Life has unraveled in ways that have greatly surpassed my imagination. I never thought I would be in a Ph.D. program, yet alone MIT. I have found these years to be more fun, socially and intellectually than any phase of my life.
ASP: What do you think most prepared you from Amgen Scholars for your current work?
Choueiri: I would say getting over “imposter syndrome,” the constant feeling that I am somehow a fluke and don’t deserve where I’ve been and where I am going. It is easy to feel like my progression is one big mistake, but having a community has helped develop and reinforce the confidence I have needed to feel like I belong.
ASP: Did you imagine this is where you would be 5 years later? Why or why not?
Choueiri: Life has unraveled in ways that have greatly surpassed my imagination. I never thought I would be in a Ph.D. program, yet alone MIT. I have found these years to be more fun, socially and intellectually than any phase of my life. There have been rough patches but for the most part learning how to invent and getting good at it was not something I ever knew I was capable of. Now I am living it.
ASP: What advice did you share in S3 for Amgen Scholars who are looking to pursue a Ph.D.?
Choueiri: Seriously consider the city and the culture of the campus. Getting a Ph.D. is a long-term commitment with a holistic experience. It becomes very integrated with your lifestyle so your surroundings and the people you meet are a huge part of the experience. The specifics of your program represent only one piece of the puzzle; you may want to engage with other elements of the university/institute/city at large more than you think.
I hope my Ph.D. will act as a launch pad to unravel the mysteries of nature and share my awe of this complex system with the world.
ASP: What advice did you have for selecting a lab?
Choueiri: Because of the length of Ph.D., the lab decision really comes to a sustainable/ marathon type mentality. I think that by finding people and a lab culture you will have fun with, you are more likely to endure the process. Consider the emotional and social dimensions of making that choice!

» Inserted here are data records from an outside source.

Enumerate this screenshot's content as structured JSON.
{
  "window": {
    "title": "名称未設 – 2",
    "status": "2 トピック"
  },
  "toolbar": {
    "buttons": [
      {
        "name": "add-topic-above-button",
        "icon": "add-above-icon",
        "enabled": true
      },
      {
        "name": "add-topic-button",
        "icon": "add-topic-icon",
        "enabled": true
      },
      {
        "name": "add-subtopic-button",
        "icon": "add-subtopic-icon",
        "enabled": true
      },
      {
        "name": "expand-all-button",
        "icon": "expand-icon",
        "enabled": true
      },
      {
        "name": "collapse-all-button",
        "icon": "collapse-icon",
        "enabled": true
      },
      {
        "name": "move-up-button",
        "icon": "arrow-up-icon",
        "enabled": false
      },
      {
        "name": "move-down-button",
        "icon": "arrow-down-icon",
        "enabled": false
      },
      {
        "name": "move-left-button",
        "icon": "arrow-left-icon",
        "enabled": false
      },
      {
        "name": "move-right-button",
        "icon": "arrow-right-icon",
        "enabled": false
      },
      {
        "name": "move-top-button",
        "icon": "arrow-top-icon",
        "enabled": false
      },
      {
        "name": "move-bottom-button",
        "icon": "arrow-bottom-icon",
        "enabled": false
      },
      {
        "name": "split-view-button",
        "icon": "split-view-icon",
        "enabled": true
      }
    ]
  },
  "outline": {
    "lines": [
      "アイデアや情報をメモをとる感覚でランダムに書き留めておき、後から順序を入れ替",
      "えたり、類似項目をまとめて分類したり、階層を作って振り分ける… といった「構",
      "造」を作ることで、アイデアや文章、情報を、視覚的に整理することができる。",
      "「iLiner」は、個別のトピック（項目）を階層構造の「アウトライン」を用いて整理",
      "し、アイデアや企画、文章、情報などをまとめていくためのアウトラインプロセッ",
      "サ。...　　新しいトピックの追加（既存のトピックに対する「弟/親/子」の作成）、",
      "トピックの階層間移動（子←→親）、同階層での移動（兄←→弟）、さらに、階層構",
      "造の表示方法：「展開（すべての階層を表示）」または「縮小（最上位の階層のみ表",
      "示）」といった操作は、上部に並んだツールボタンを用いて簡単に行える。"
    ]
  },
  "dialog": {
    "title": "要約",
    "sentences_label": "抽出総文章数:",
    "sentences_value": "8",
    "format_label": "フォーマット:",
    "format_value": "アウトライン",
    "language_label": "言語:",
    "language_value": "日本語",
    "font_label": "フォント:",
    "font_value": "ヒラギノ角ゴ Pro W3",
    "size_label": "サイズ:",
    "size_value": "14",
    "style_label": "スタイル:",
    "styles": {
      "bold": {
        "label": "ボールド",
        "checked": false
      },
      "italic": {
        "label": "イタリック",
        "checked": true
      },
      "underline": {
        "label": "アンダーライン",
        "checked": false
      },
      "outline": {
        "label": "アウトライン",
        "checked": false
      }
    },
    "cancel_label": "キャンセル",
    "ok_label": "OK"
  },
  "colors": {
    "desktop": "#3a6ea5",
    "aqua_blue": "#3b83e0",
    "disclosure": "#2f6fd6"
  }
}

ASP: What is the driving force behind your work?
Choueiri: A combination of innate curiosity of the world and to transcend limitations of society to make a better one. In simpler terms, I also just like to work on cool things with fun people. Sometimes it’s all mixed in with a dash of existential dread — too many questions and so little answers. I hope my Ph.D. will act as a launch pad to unravel the mysteries of nature and share my awe of this complex system with the world.